‘Trolling’ an Internet sensation growing in popularity. The online term trolling means those that post either unrelated, pointless, inflammatory or sometimes just plain offensive comments to an online community such as in forums, blogs or a websites comment section. This is the technical meaning but it is often used widely or wrongly: for example in online-bullying or spreading hate to a particular group eg. race or gender.With the Internet focusing on interactivity both socially and informatively it seems inevitable that among the millions of users the meaning of a word may change slightly or be used differently.
Journalists are obviously one of the professions most affected by trolling, with the difficulty in juggling their journalistic duties with their online presence it is normal to see a journalist having to go through hundreds of comments on their website, blog or social media to delete comments that may cause legal issues with their work or make it appear unprofessional. Some have defended trolling as light-humor and that journalists were ‘crying’ over nothing however the definition of ‘trolls’ seems to have various different definitions.

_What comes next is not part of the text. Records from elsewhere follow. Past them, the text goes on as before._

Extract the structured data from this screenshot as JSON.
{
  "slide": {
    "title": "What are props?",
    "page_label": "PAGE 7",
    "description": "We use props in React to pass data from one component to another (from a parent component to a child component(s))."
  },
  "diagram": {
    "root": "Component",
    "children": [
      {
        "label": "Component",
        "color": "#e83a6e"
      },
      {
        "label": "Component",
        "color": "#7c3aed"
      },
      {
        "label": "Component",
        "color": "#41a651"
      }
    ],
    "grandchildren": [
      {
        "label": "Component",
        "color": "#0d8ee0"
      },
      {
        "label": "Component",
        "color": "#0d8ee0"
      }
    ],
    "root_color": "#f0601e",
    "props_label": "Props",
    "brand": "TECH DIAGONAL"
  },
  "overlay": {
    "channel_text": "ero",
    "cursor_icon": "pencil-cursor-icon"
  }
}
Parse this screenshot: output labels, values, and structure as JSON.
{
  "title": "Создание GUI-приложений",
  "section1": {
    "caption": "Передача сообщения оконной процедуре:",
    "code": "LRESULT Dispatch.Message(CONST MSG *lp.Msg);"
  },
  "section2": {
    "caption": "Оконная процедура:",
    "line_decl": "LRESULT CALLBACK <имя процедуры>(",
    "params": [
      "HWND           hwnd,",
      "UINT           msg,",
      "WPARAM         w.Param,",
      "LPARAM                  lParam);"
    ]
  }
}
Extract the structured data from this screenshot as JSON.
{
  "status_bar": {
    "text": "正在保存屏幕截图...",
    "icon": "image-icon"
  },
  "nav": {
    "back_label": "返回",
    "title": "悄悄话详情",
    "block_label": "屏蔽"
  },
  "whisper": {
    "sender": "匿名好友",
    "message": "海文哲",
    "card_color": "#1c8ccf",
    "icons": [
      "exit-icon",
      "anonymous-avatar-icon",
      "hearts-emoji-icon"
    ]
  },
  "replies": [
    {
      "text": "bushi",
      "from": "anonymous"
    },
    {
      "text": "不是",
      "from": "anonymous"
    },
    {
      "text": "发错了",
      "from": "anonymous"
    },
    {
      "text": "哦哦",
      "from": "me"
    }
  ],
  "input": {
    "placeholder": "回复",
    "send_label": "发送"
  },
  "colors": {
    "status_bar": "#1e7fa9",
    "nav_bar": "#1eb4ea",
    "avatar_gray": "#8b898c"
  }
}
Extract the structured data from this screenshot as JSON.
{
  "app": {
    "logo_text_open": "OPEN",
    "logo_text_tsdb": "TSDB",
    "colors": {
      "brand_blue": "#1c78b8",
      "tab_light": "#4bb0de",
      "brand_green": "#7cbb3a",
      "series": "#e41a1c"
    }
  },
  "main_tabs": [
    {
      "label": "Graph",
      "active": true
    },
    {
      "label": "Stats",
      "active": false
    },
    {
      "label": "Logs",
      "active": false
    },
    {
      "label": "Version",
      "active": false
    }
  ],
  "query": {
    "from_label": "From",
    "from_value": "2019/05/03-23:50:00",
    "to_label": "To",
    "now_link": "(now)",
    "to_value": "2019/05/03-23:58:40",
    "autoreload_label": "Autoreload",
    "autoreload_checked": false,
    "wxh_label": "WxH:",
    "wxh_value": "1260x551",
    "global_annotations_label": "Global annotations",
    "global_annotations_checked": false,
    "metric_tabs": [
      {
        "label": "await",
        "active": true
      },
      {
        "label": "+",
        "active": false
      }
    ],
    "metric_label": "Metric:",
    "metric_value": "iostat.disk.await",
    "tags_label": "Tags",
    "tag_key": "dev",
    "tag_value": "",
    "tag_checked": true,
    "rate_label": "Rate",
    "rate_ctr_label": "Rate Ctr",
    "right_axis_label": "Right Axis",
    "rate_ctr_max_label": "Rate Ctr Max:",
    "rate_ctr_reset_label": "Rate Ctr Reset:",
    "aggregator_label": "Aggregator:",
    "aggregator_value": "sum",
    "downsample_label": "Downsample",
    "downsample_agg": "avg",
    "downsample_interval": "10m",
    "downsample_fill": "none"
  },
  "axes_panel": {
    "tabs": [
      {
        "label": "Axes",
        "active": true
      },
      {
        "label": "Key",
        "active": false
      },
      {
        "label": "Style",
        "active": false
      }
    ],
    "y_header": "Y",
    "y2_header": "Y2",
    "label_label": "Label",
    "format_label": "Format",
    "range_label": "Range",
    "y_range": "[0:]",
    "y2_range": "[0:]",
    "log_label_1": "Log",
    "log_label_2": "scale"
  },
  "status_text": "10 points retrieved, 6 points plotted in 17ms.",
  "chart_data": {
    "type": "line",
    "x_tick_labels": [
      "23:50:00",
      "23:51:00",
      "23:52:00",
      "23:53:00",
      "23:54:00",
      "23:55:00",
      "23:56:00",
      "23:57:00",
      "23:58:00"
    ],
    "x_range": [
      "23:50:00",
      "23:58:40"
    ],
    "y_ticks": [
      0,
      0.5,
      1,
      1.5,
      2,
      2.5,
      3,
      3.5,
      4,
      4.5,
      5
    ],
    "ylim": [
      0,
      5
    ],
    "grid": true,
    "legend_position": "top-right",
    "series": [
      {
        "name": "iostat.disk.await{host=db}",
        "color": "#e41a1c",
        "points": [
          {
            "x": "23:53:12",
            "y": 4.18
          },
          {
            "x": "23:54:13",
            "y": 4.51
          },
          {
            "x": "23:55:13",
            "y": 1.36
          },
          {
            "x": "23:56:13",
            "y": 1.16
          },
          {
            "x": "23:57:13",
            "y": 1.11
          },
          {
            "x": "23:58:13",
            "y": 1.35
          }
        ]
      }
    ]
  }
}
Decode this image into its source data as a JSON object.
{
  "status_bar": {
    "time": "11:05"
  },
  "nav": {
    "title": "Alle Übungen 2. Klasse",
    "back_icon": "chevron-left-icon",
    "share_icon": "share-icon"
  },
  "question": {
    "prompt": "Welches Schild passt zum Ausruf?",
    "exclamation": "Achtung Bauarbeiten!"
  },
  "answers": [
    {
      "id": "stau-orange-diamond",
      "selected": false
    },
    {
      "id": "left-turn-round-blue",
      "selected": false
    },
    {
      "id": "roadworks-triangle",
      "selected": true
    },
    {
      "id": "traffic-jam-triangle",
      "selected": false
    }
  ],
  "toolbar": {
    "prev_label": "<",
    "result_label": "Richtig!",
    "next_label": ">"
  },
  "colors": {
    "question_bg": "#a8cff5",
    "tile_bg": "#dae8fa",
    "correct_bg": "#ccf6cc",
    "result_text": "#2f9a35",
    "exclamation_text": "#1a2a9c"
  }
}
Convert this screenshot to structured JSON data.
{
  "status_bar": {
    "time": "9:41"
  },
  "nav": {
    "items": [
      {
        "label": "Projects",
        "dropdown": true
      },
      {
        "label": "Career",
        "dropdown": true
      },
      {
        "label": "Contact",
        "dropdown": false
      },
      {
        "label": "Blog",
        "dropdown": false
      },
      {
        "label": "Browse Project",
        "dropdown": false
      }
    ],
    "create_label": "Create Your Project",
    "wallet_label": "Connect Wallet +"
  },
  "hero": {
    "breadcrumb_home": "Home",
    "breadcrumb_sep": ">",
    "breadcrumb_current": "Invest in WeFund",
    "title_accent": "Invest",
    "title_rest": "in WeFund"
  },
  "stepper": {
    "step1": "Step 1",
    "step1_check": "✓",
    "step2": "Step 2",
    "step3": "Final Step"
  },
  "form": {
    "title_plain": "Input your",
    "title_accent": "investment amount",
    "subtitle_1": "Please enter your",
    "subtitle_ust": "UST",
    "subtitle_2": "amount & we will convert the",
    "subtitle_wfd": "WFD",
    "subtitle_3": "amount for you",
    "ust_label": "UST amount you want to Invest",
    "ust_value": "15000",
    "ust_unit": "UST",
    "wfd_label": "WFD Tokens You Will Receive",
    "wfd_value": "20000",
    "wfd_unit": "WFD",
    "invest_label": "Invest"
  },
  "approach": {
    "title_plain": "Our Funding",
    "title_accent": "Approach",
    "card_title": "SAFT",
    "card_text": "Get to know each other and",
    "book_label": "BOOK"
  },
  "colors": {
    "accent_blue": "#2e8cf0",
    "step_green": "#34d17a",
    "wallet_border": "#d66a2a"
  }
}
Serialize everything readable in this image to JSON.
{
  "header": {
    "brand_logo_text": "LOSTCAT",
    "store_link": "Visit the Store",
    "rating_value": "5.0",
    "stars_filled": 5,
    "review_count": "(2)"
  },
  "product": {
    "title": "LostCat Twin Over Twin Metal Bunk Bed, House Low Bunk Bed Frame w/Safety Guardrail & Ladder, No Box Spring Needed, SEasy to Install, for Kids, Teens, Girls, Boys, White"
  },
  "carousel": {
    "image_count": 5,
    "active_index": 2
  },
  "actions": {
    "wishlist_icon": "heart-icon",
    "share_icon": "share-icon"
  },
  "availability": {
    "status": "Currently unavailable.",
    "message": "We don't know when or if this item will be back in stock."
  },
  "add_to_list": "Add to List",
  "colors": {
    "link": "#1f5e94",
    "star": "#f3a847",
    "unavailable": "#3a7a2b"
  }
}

For example through websites such as 9gag the term Troll has even been given a symbolic face and is often used in jokes related to randomness. This is different to another use of the word ‘trolling’, for example the Nicola Brookes case in which a woman received months of online abuse such as accusations of being a pedophile and even death threats. The man arrested, Lee Rimell, was referred to as a Troll on the Daily Mail – this is completely different to the light humored idea of trolling.
Troll face used for jokes
Over the years trolling has been used for a variety of different situations the two previous examples are the extreme end of the positive and negative side of it’s definition and there are other opinions and meanings (to much to list out). Whatever your personal definition of the word ‘troll’ is, it is hard to argue for or against it in general because the meaning may differ for others. Whichever definition you believe in: journalists are still given a rough time because of it. Comments that disagree with an article are not considered trolling – any journalist that does claim that is clearly wrong but comments that are unrelated, disruptive or offensive are on the journalist’s owned-website in which case the journalist has the right to be annoyed because for them it is extra work, not an extra laugh.